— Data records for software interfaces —
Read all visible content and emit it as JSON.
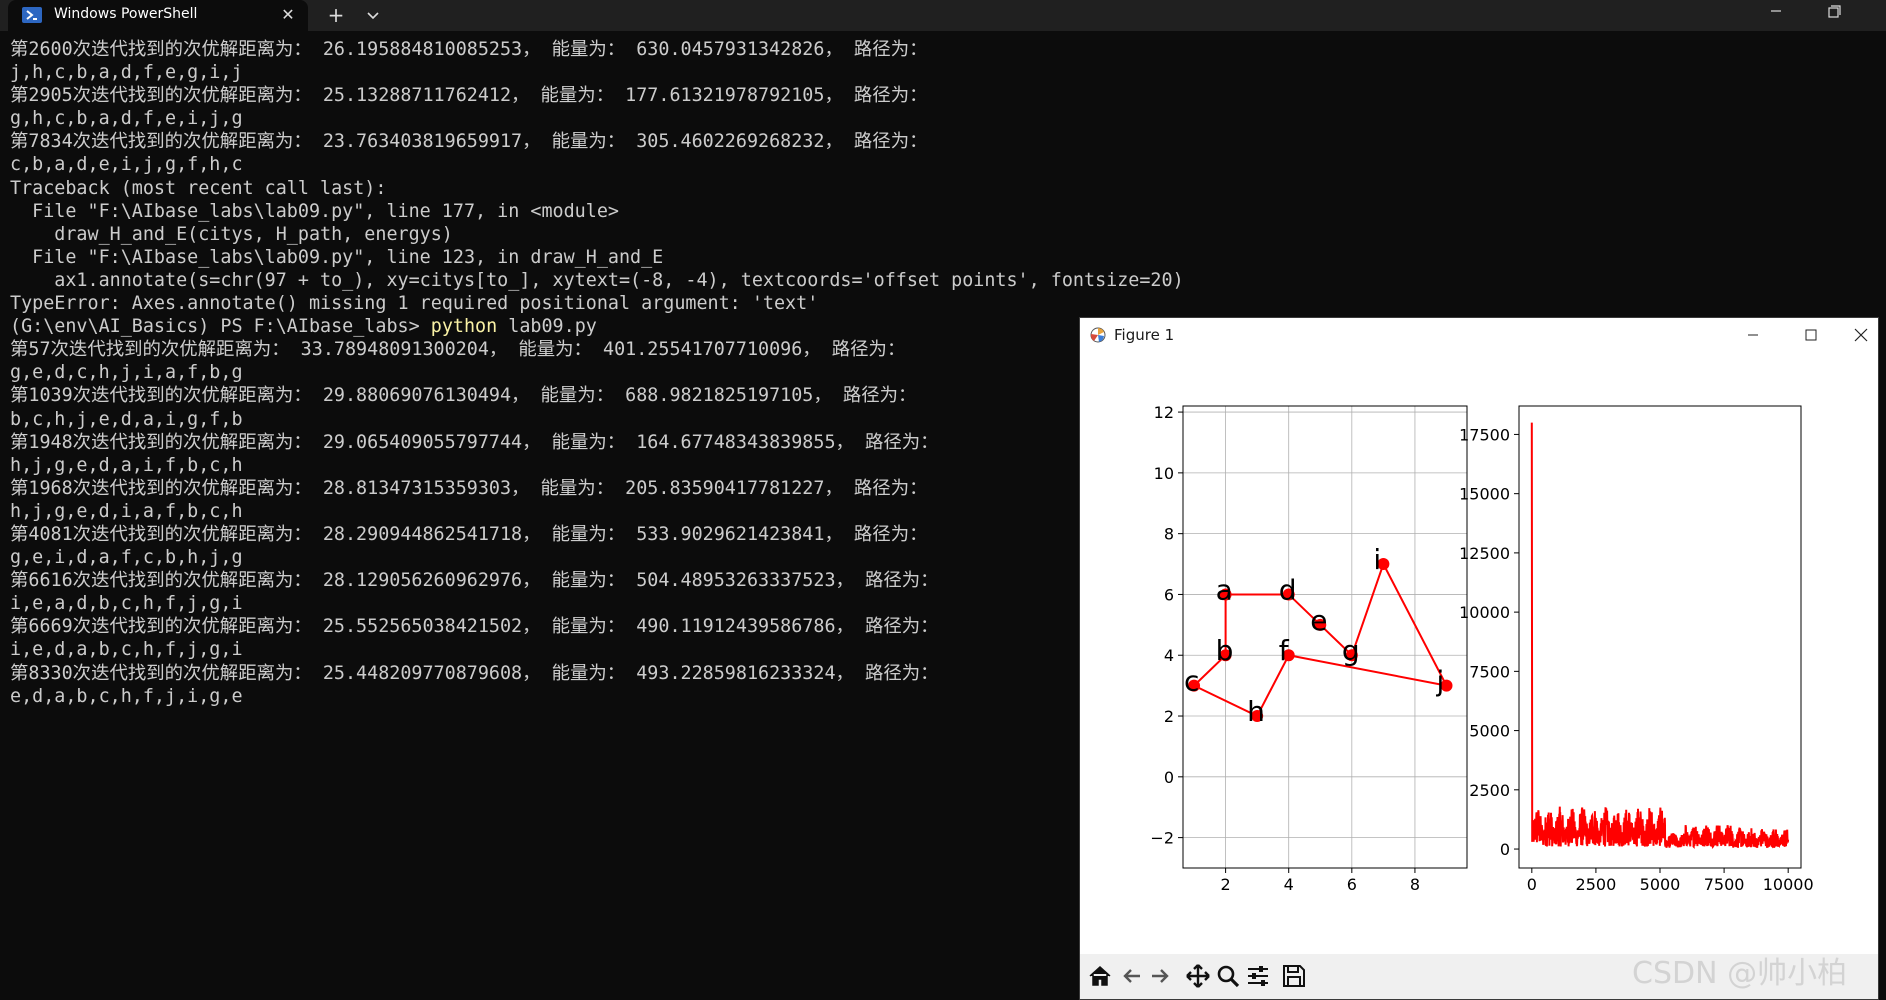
{
  "tabbar": {
    "tab_title": "Windows PowerShell",
    "close_glyph": "✕",
    "new_tab_glyph": "+",
    "icon": "powershell-icon"
  },
  "console": {
    "lines": [
      "第2600次迭代找到的次优解距离为： 26.195884810085253， 能量为： 630.0457931342826， 路径为：",
      "j,h,c,b,a,d,f,e,g,i,j",
      "第2905次迭代找到的次优解距离为： 25.13288711762412， 能量为： 177.61321978792105， 路径为：",
      "g,h,c,b,a,d,f,e,i,j,g",
      "第7834次迭代找到的次优解距离为： 23.763403819659917， 能量为： 305.4602269268232， 路径为：",
      "c,b,a,d,e,i,j,g,f,h,c",
      "Traceback (most recent call last):",
      "  File \"F:\\AIbase_labs\\lab09.py\", line 177, in <module>",
      "    draw_H_and_E(citys, H_path, energys)",
      "  File \"F:\\AIbase_labs\\lab09.py\", line 123, in draw_H_and_E",
      "    ax1.annotate(s=chr(97 + to_), xy=citys[to_], xytext=(-8, -4), textcoords='offset points', fontsize=20)",
      "TypeError: Axes.annotate() missing 1 required positional argument: 'text'",
      "第57次迭代找到的次优解距离为： 33.78948091300204， 能量为： 401.25541707710096， 路径为：",
      "g,e,d,c,h,j,i,a,f,b,g",
      "第1039次迭代找到的次优解距离为： 29.88069076130494， 能量为： 688.9821825197105， 路径为：",
      "b,c,h,j,e,d,a,i,g,f,b",
      "第1948次迭代找到的次优解距离为： 29.065409055797744， 能量为： 164.67748343839855， 路径为：",
      "h,j,g,e,d,a,i,f,b,c,h",
      "第1968次迭代找到的次优解距离为： 28.81347315359303， 能量为： 205.83590417781227， 路径为：",
      "h,j,g,e,d,i,a,f,b,c,h",
      "第4081次迭代找到的次优解距离为： 28.290944862541718， 能量为： 533.9029621423841， 路径为：",
      "g,e,i,d,a,f,c,b,h,j,g",
      "第6616次迭代找到的次优解距离为： 28.129056260962976， 能量为： 504.48953263337523， 路径为：",
      "i,e,a,d,b,c,h,f,j,g,i",
      "第6669次迭代找到的次优解距离为： 25.552565038421502， 能量为： 490.11912439586786， 路径为：",
      "i,e,d,a,b,c,h,f,j,g,i",
      "第8330次迭代找到的次优解距离为： 25.448209770879608， 能量为： 493.22859816233324， 路径为：",
      "e,d,a,b,c,h,f,j,i,g,e"
    ],
    "prompt": {
      "prefix": "(G:\\env\\AI_Basics) PS F:\\AIbase_labs> ",
      "command": "python",
      "args": " lab09.py"
    },
    "text_color": "#cccccc",
    "command_color": "#f9f1a5"
  },
  "figure": {
    "title": "Figure 1",
    "toolbar": [
      "home-icon",
      "back-arrow-icon",
      "forward-arrow-icon",
      "pan-icon",
      "zoom-icon",
      "configure-subplots-icon",
      "save-icon"
    ]
  },
  "chart_data": [
    {
      "type": "line",
      "color": "#ff0000",
      "markers": true,
      "grid": true,
      "xlim": [
        0.65,
        9.65
      ],
      "ylim": [
        -3,
        12.2
      ],
      "xticks": [
        2,
        4,
        6,
        8
      ],
      "yticks": [
        -2,
        0,
        2,
        4,
        6,
        8,
        10,
        12
      ],
      "path": [
        "e",
        "d",
        "a",
        "b",
        "c",
        "h",
        "f",
        "j",
        "i",
        "g",
        "e"
      ],
      "points": [
        {
          "label": "a",
          "x": 2,
          "y": 6
        },
        {
          "label": "b",
          "x": 2,
          "y": 4
        },
        {
          "label": "c",
          "x": 1,
          "y": 3
        },
        {
          "label": "d",
          "x": 4,
          "y": 6
        },
        {
          "label": "e",
          "x": 5,
          "y": 5
        },
        {
          "label": "f",
          "x": 4,
          "y": 4
        },
        {
          "label": "g",
          "x": 6,
          "y": 4
        },
        {
          "label": "h",
          "x": 3,
          "y": 2
        },
        {
          "label": "i",
          "x": 7,
          "y": 7
        },
        {
          "label": "j",
          "x": 9,
          "y": 3
        }
      ]
    },
    {
      "type": "line",
      "color": "#ff0000",
      "grid": false,
      "xlim": [
        -500,
        10500
      ],
      "ylim": [
        -800,
        18700
      ],
      "xticks": [
        0,
        2500,
        5000,
        7500,
        10000
      ],
      "yticks": [
        0,
        2500,
        5000,
        7500,
        10000,
        12500,
        15000,
        17500
      ],
      "x_max": 10000,
      "initial_value": 18000,
      "segments": [
        {
          "x_start": 0,
          "x_end": 5200,
          "min": 100,
          "max": 1800
        },
        {
          "x_start": 5200,
          "x_end": 6000,
          "min": 50,
          "max": 700
        },
        {
          "x_start": 6000,
          "x_end": 7800,
          "min": 100,
          "max": 1100
        },
        {
          "x_start": 7800,
          "x_end": 10000,
          "min": 50,
          "max": 900
        }
      ]
    }
  ],
  "watermark": "CSDN @帅小柏"
}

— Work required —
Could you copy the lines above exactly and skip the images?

— Expected output —
Read all visible content and emit it as JSON.
{
  "tabbar": {
    "tab_title": "Windows PowerShell",
    "close_glyph": "✕",
    "new_tab_glyph": "+",
    "icon": "powershell-icon"
  },
  "console": {
    "lines": [
      "第2600次迭代找到的次优解距离为： 26.195884810085253， 能量为： 630.0457931342826， 路径为：",
      "j,h,c,b,a,d,f,e,g,i,j",
      "第2905次迭代找到的次优解距离为： 25.13288711762412， 能量为： 177.61321978792105， 路径为：",
      "g,h,c,b,a,d,f,e,i,j,g",
      "第7834次迭代找到的次优解距离为： 23.763403819659917， 能量为： 305.4602269268232， 路径为：",
      "c,b,a,d,e,i,j,g,f,h,c",
      "Traceback (most recent call last):",
      "  File \"F:\\AIbase_labs\\lab09.py\", line 177, in <module>",
      "    draw_H_and_E(citys, H_path, energys)",
      "  File \"F:\\AIbase_labs\\lab09.py\", line 123, in draw_H_and_E",
      "    ax1.annotate(s=chr(97 + to_), xy=citys[to_], xytext=(-8, -4), textcoords='offset points', fontsize=20)",
      "TypeError: Axes.annotate() missing 1 required positional argument: 'text'",
      "第57次迭代找到的次优解距离为： 33.78948091300204， 能量为： 401.25541707710096， 路径为：",
      "g,e,d,c,h,j,i,a,f,b,g",
      "第1039次迭代找到的次优解距离为： 29.88069076130494， 能量为： 688.9821825197105， 路径为：",
      "b,c,h,j,e,d,a,i,g,f,b",
      "第1948次迭代找到的次优解距离为： 29.065409055797744， 能量为： 164.67748343839855， 路径为：",
      "h,j,g,e,d,a,i,f,b,c,h",
      "第1968次迭代找到的次优解距离为： 28.81347315359303， 能量为： 205.83590417781227， 路径为：",
      "h,j,g,e,d,i,a,f,b,c,h",
      "第4081次迭代找到的次优解距离为： 28.290944862541718， 能量为： 533.9029621423841， 路径为：",
      "g,e,i,d,a,f,c,b,h,j,g",
      "第6616次迭代找到的次优解距离为： 28.129056260962976， 能量为： 504.48953263337523， 路径为：",
      "i,e,a,d,b,c,h,f,j,g,i",
      "第6669次迭代找到的次优解距离为： 25.552565038421502， 能量为： 490.11912439586786， 路径为：",
      "i,e,d,a,b,c,h,f,j,g,i",
      "第8330次迭代找到的次优解距离为： 25.448209770879608， 能量为： 493.22859816233324， 路径为：",
      "e,d,a,b,c,h,f,j,i,g,e"
    ],
    "prompt": {
      "prefix": "(G:\\env\\AI_Basics) PS F:\\AIbase_labs> ",
      "command": "python",
      "args": " lab09.py"
    },
    "text_color": "#cccccc",
    "command_color": "#f9f1a5"
  },
  "figure": {
    "title": "Figure 1",
    "toolbar": [
      "home-icon",
      "back-arrow-icon",
      "forward-arrow-icon",
      "pan-icon",
      "zoom-icon",
      "configure-subplots-icon",
      "save-icon"
    ]
  },
  "chart_data": [
    {
      "type": "line",
      "color": "#ff0000",
      "markers": true,
      "grid": true,
      "xlim": [
        0.65,
        9.65
      ],
      "ylim": [
        -3,
        12.2
      ],
      "xticks": [
        2,
        4,
        6,
        8
      ],
      "yticks": [
        -2,
        0,
        2,
        4,
        6,
        8,
        10,
        12
      ],
      "path": [
        "e",
        "d",
        "a",
        "b",
        "c",
        "h",
        "f",
        "j",
        "i",
        "g",
        "e"
      ],
      "points": [
        {
          "label": "a",
          "x": 2,
          "y": 6
        },
        {
          "label": "b",
          "x": 2,
          "y": 4
        },
        {
          "label": "c",
          "x": 1,
          "y": 3
        },
        {
          "label": "d",
          "x": 4,
          "y": 6
        },
        {
          "label": "e",
          "x": 5,
          "y": 5
        },
        {
          "label": "f",
          "x": 4,
          "y": 4
        },
        {
          "label": "g",
          "x": 6,
          "y": 4
        },
        {
          "label": "h",
          "x": 3,
          "y": 2
        },
        {
          "label": "i",
          "x": 7,
          "y": 7
        },
        {
          "label": "j",
          "x": 9,
          "y": 3
        }
      ]
    },
    {
      "type": "line",
      "color": "#ff0000",
      "grid": false,
      "xlim": [
        -500,
        10500
      ],
      "ylim": [
        -800,
        18700
      ],
      "xticks": [
        0,
        2500,
        5000,
        7500,
        10000
      ],
      "yticks": [
        0,
        2500,
        5000,
        7500,
        10000,
        12500,
        15000,
        17500
      ],
      "x_max": 10000,
      "initial_value": 18000,
      "segments": [
        {
          "x_start": 0,
          "x_end": 5200,
          "min": 100,
          "max": 1800
        },
        {
          "x_start": 5200,
          "x_end": 6000,
          "min": 50,
          "max": 700
        },
        {
          "x_start": 6000,
          "x_end": 7800,
          "min": 100,
          "max": 1100
        },
        {
          "x_start": 7800,
          "x_end": 10000,
          "min": 50,
          "max": 900
        }
      ]
    }
  ],
  "watermark": "CSDN @帅小柏"
}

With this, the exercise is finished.